*Task to complete*.
All records that follow are to be restated exactly.

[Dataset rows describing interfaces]

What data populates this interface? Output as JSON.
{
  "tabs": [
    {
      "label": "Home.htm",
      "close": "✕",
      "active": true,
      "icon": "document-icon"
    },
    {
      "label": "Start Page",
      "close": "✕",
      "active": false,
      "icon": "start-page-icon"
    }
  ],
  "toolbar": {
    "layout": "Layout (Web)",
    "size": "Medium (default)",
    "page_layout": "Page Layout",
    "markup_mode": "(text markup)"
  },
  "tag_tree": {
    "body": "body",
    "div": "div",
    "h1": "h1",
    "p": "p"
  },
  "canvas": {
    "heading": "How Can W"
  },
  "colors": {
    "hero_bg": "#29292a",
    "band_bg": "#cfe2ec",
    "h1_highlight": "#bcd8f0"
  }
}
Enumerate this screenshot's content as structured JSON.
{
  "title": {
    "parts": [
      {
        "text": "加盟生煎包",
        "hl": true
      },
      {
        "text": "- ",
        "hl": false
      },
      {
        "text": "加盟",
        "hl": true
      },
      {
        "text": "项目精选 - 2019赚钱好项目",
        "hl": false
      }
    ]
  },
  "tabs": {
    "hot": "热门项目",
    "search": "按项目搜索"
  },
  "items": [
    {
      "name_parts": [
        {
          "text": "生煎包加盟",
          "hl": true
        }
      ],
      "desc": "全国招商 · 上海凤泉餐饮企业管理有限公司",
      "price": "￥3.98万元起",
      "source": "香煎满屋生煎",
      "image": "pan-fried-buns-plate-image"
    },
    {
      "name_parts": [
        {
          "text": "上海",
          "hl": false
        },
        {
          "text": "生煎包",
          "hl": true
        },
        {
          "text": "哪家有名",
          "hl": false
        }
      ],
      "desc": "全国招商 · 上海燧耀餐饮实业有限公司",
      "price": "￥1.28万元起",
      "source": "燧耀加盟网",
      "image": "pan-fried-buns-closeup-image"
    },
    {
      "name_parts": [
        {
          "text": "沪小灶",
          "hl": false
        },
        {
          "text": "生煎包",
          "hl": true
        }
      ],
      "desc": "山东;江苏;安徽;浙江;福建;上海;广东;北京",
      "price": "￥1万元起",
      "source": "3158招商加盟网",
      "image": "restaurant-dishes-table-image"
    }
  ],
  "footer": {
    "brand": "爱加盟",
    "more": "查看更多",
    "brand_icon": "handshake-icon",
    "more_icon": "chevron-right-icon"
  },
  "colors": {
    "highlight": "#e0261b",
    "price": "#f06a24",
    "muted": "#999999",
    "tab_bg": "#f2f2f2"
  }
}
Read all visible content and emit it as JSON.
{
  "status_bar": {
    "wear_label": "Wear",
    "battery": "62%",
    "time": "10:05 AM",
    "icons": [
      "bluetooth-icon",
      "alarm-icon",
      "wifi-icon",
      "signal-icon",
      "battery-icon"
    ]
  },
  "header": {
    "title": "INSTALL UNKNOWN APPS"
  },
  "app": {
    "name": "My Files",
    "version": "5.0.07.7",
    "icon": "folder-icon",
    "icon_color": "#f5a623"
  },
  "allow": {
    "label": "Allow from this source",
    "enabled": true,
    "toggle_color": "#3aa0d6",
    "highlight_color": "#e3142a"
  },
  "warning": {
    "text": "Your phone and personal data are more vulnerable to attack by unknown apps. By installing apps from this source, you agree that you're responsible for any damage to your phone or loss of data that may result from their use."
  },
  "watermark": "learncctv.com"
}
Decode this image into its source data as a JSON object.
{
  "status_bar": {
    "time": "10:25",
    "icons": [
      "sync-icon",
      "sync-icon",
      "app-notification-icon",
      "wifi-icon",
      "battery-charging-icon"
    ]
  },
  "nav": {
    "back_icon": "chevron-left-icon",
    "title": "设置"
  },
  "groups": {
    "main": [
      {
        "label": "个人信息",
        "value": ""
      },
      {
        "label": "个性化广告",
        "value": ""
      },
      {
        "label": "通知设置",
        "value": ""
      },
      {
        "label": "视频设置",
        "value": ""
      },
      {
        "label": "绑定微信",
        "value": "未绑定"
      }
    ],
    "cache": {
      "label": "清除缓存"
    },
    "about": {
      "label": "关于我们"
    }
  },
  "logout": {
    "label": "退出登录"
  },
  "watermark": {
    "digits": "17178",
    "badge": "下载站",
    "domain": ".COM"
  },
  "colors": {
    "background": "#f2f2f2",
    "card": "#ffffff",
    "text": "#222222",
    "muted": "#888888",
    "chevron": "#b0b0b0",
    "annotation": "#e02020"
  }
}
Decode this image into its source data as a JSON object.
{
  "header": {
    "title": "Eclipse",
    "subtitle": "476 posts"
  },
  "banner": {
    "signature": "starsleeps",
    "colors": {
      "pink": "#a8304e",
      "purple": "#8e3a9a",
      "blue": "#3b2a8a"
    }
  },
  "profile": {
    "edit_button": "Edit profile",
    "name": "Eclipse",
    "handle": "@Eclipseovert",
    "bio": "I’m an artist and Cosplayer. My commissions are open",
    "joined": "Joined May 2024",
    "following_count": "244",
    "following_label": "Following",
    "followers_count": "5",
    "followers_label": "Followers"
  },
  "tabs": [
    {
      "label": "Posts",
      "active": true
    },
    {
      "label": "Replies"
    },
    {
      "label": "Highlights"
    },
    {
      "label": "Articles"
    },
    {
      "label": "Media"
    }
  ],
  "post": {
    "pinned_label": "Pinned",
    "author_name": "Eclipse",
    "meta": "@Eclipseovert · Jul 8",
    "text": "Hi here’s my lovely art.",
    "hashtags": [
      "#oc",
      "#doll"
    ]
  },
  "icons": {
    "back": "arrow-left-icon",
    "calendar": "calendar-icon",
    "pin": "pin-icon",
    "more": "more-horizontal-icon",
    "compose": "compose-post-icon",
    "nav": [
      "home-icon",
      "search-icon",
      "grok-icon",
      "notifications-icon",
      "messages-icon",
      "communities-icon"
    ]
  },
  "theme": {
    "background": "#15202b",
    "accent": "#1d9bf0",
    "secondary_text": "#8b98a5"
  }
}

*Answer space*.
What data populates this interface? Output as JSON.
{
  "tabs": [
    {
      "label": "Home.htm",
      "close": "✕",
      "active": true,
      "icon": "document-icon"
    },
    {
      "label": "Start Page",
      "close": "✕",
      "active": false,
      "icon": "start-page-icon"
    }
  ],
  "toolbar": {
    "layout": "Layout (Web)",
    "size": "Medium (default)",
    "page_layout": "Page Layout",
    "markup_mode": "(text markup)"
  },
  "tag_tree": {
    "body": "body",
    "div": "div",
    "h1": "h1",
    "p": "p"
  },
  "canvas": {
    "heading": "How Can W"
  },
  "colors": {
    "hero_bg": "#29292a",
    "band_bg": "#cfe2ec",
    "h1_highlight": "#bcd8f0"
  }
}
Enumerate this screenshot's content as structured JSON.
{
  "title": {
    "parts": [
      {
        "text": "加盟生煎包",
        "hl": true
      },
      {
        "text": "- ",
        "hl": false
      },
      {
        "text": "加盟",
        "hl": true
      },
      {
        "text": "项目精选 - 2019赚钱好项目",
        "hl": false
      }
    ]
  },
  "tabs": {
    "hot": "热门项目",
    "search": "按项目搜索"
  },
  "items": [
    {
      "name_parts": [
        {
          "text": "生煎包加盟",
          "hl": true
        }
      ],
      "desc": "全国招商 · 上海凤泉餐饮企业管理有限公司",
      "price": "￥3.98万元起",
      "source": "香煎满屋生煎",
      "image": "pan-fried-buns-plate-image"
    },
    {
      "name_parts": [
        {
          "text": "上海",
          "hl": false
        },
        {
          "text": "生煎包",
          "hl": true
        },
        {
          "text": "哪家有名",
          "hl": false
        }
      ],
      "desc": "全国招商 · 上海燧耀餐饮实业有限公司",
      "price": "￥1.28万元起",
      "source": "燧耀加盟网",
      "image": "pan-fried-buns-closeup-image"
    },
    {
      "name_parts": [
        {
          "text": "沪小灶",
          "hl": false
        },
        {
          "text": "生煎包",
          "hl": true
        }
      ],
      "desc": "山东;江苏;安徽;浙江;福建;上海;广东;北京",
      "price": "￥1万元起",
      "source": "3158招商加盟网",
      "image": "restaurant-dishes-table-image"
    }
  ],
  "footer": {
    "brand": "爱加盟",
    "more": "查看更多",
    "brand_icon": "handshake-icon",
    "more_icon": "chevron-right-icon"
  },
  "colors": {
    "highlight": "#e0261b",
    "price": "#f06a24",
    "muted": "#999999",
    "tab_bg": "#f2f2f2"
  }
}
Read all visible content and emit it as JSON.
{
  "status_bar": {
    "wear_label": "Wear",
    "battery": "62%",
    "time": "10:05 AM",
    "icons": [
      "bluetooth-icon",
      "alarm-icon",
      "wifi-icon",
      "signal-icon",
      "battery-icon"
    ]
  },
  "header": {
    "title": "INSTALL UNKNOWN APPS"
  },
  "app": {
    "name": "My Files",
    "version": "5.0.07.7",
    "icon": "folder-icon",
    "icon_color": "#f5a623"
  },
  "allow": {
    "label": "Allow from this source",
    "enabled": true,
    "toggle_color": "#3aa0d6",
    "highlight_color": "#e3142a"
  },
  "warning": {
    "text": "Your phone and personal data are more vulnerable to attack by unknown apps. By installing apps from this source, you agree that you're responsible for any damage to your phone or loss of data that may result from their use."
  },
  "watermark": "learncctv.com"
}
Decode this image into its source data as a JSON object.
{
  "status_bar": {
    "time": "10:25",
    "icons": [
      "sync-icon",
      "sync-icon",
      "app-notification-icon",
      "wifi-icon",
      "battery-charging-icon"
    ]
  },
  "nav": {
    "back_icon": "chevron-left-icon",
    "title": "设置"
  },
  "groups": {
    "main": [
      {
        "label": "个人信息",
        "value": ""
      },
      {
        "label": "个性化广告",
        "value": ""
      },
      {
        "label": "通知设置",
        "value": ""
      },
      {
        "label": "视频设置",
        "value": ""
      },
      {
        "label": "绑定微信",
        "value": "未绑定"
      }
    ],
    "cache": {
      "label": "清除缓存"
    },
    "about": {
      "label": "关于我们"
    }
  },
  "logout": {
    "label": "退出登录"
  },
  "watermark": {
    "digits": "17178",
    "badge": "下载站",
    "domain": ".COM"
  },
  "colors": {
    "background": "#f2f2f2",
    "card": "#ffffff",
    "text": "#222222",
    "muted": "#888888",
    "chevron": "#b0b0b0",
    "annotation": "#e02020"
  }
}
Decode this image into its source data as a JSON object.
{
  "header": {
    "title": "Eclipse",
    "subtitle": "476 posts"
  },
  "banner": {
    "signature": "starsleeps",
    "colors": {
      "pink": "#a8304e",
      "purple": "#8e3a9a",
      "blue": "#3b2a8a"
    }
  },
  "profile": {
    "edit_button": "Edit profile",
    "name": "Eclipse",
    "handle": "@Eclipseovert",
    "bio": "I’m an artist and Cosplayer. My commissions are open",
    "joined": "Joined May 2024",
    "following_count": "244",
    "following_label": "Following",
    "followers_count": "5",
    "followers_label": "Followers"
  },
  "tabs": [
    {
      "label": "Posts",
      "active": true
    },
    {
      "label": "Replies"
    },
    {
      "label": "Highlights"
    },
    {
      "label": "Articles"
    },
    {
      "label": "Media"
    }
  ],
  "post": {
    "pinned_label": "Pinned",
    "author_name": "Eclipse",
    "meta": "@Eclipseovert · Jul 8",
    "text": "Hi here’s my lovely art.",
    "hashtags": [
      "#oc",
      "#doll"
    ]
  },
  "icons": {
    "back": "arrow-left-icon",
    "calendar": "calendar-icon",
    "pin": "pin-icon",
    "more": "more-horizontal-icon",
    "compose": "compose-post-icon",
    "nav": [
      "home-icon",
      "search-icon",
      "grok-icon",
      "notifications-icon",
      "messages-icon",
      "communities-icon"
    ]
  },
  "theme": {
    "background": "#15202b",
    "accent": "#1d9bf0",
    "secondary_text": "#8b98a5"
  }
}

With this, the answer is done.